In the kingdom of Sempera, time is currency—extracted from blood, bound to iron, and consumed to add time to one’s own lifespan. The rich aristocracy, like the Gerlings, tax the poor to the hilt, extending their own lives by centuries.
No one resents the Gerlings more than Jules Ember. A decade ago, she and her father were servants at Everless, the Gerlings’ palatial estate, until a fateful accident forced them to flee in the dead of night. When Jules discovers that her father is dying, she knows that she must return to Everless to earn more time for him before she loses him forever.
But going back to Everless brings more danger—and temptation—than Jules could have ever imagined. Soon she’s caught in a tangle of violent secrets and finds her heart torn between two people she thought she’d never see again. Her decisions have the power to change her fate—and the fate of time itself.
Reminiscent of the movie In Time, in the world of Everless, time is, literally, currency. And much like In Time, the system works to keep the poor poorer and with short lifespans while the rich can live for centuries. Only this is fantasy and the time is in their blood, which means a bloody business to sell and make money for yourself. (You’d think it’s only about replenishing blood, but the magic ties to your lifeline – you can only see how many years you have left to live)
Jules, our main character, has to go work for Everless estate to save her father from death. Being back there after a decade (when she and her father were chased off) means she is stepping back into a world she hates, but the thought of her childhood friend Roan consoles her. However, soon the Queen visits the estate and Jules gets caught up in their business – and her plan to get vengeance on the estate have a significant role in the ladder she climbs. Jules is a bit naive and sometimes I really wanted to shake her. She goes into a plan half-prepared and only her ability flaring up to protect her saves her skin most of the time. On a plot standpoint, she is trying to uncover a mystery and that mystery has a slightly Gothic feel to it – there’s this manor and there is a lot of secrecy involved and a vault that is not to be entered.
Time and an age-old story play a part in directing the actions around Jules. The story of the Alchemist and the Sorceress gives most of the details and connects all the weird events in the book, but there are some things which are still left unexplained, like the source of the magic (apparently even hedge witches can wield time) and Jules’ ability to alter the flow of time. Also, first the Alchemist is designated as male in the stories but the names of the Alchemist are all female-sounding? Also, why do the young nobles consume blood iron if they don’t need it (assuming they already know how much time they have in their veins). And more importantly, I don’t think we’ve explored the possibilities of a world where you literally know how much time you have left?!
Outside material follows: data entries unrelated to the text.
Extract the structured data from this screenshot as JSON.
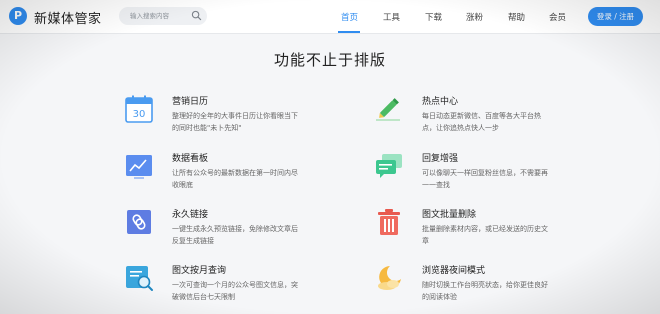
{
  "header": {
    "logo_letter": "P",
    "logo_text": "新媒体管家",
    "search_placeholder": "输入搜索内容",
    "nav": [
      {
        "label": "首页",
        "active": true
      },
      {
        "label": "工具"
      },
      {
        "label": "下载"
      },
      {
        "label": "涨粉"
      },
      {
        "label": "帮助"
      },
      {
        "label": "会员"
      }
    ],
    "login_label": "登录 / 注册",
    "accent_color": "#2f8cf0"
  },
  "main": {
    "heading": "功能不止于排版",
    "features": [
      {
        "icon": "calendar-icon",
        "title": "营销日历",
        "desc": "整理好的全年的大事件日历让你看眼当下的同时也能\"未卜先知\"",
        "calendar_number": "30"
      },
      {
        "icon": "pen-icon",
        "title": "热点中心",
        "desc": "每日动态更新微信、百度等各大平台热点，让你追热点快人一步"
      },
      {
        "icon": "chart-icon",
        "title": "数据看板",
        "desc": "让所有公众号的最新数据在第一时间内尽收眼底"
      },
      {
        "icon": "chat-icon",
        "title": "回复增强",
        "desc": "可以像聊天一样回复粉丝信息，不需要再一一查找"
      },
      {
        "icon": "link-icon",
        "title": "永久链接",
        "desc": "一键生成永久预览链接，免除修改文章后反复生成链接"
      },
      {
        "icon": "trash-icon",
        "title": "图文批量删除",
        "desc": "批量删除素材内容，或已经发送的历史文章"
      },
      {
        "icon": "search-doc-icon",
        "title": "图文按月查询",
        "desc": "一次可查询一个月的公众号图文信息，突破微信后台七天限制"
      },
      {
        "icon": "moon-icon",
        "title": "浏览器夜间模式",
        "desc": "随时切换工作台明亮状态，给你更佳良好的阅读体验"
      }
    ]
  }
}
So, on a plot level, the story is good. But the world building needs more work – it wasn’t until like the last quarter than the economy of blood iron even made sense. And I still don’t get why they had to start to use that as currency, though, if they already had a system in place (presumably) prior to it. As for characters, I think it could’ve been better in explaining the ties between the female characters? Ina feels important in the start and then she is practically out of the picture. As for romance, well, it has little to no romance element. She is interested in Roan but well, he is not the right person for her. Liam felt like another character I want to shake – dude, like how about NOT being so emo and moody? A little communication would’ve done both him and Jules some good.
Overall, it’s an interesting story, and I’m interested in how the events of the epilogue work out. It was certainly entertaining, but also a bit predictable. Nevertheless, I am looking forward to the sequel.
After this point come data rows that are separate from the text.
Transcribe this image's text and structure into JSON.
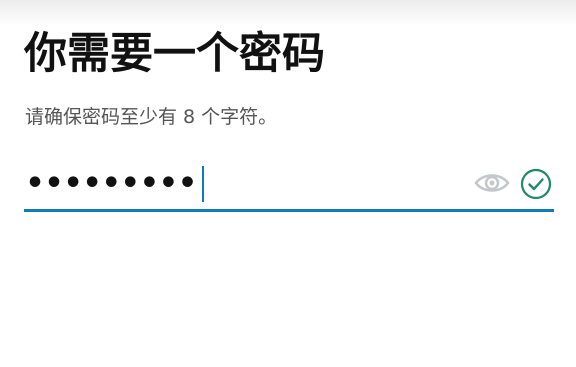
{
  "header": {
    "title": "你需要一个密码",
    "subtitle": "请确保密码至少有 8 个字符。"
  },
  "password_field": {
    "masked_value": "•••••••••",
    "icons": {
      "reveal": "eye-icon",
      "valid": "check-circle-icon"
    }
  },
  "colors": {
    "accent": "#0f7db0",
    "valid": "#1f8a63",
    "eye": "#c2c7cc"
  }
}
Received an advance reader copy in exchange for a fair review from Harper Teen, via Edelweiss.